» **WHAT YOU WILL DO**: Please copy out each line of the entries in which "info" appears.

» **ENTRIES PROVIDED**:
Segment Open

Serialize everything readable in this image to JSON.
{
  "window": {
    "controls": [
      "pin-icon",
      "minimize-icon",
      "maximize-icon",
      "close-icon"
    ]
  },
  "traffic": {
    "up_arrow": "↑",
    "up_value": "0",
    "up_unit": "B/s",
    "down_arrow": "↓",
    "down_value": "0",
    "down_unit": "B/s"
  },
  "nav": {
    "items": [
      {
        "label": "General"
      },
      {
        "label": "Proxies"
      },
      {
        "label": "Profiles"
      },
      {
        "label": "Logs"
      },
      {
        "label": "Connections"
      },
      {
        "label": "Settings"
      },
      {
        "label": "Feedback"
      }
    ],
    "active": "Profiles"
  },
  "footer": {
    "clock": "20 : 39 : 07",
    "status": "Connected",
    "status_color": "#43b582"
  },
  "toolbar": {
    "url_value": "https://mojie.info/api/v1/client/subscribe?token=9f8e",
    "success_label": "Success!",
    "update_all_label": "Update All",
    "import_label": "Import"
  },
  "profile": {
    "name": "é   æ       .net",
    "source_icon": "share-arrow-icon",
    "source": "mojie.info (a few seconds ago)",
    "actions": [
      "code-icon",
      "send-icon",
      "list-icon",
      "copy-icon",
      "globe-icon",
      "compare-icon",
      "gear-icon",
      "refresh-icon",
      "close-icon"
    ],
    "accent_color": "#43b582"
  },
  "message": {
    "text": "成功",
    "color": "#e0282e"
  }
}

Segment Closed

» **TASK RESPONSE**:
    "url_value": "https://mojie.info/api/v1/client/subscribe?token=9f8e",
    "source": "mojie.info (a few seconds ago)",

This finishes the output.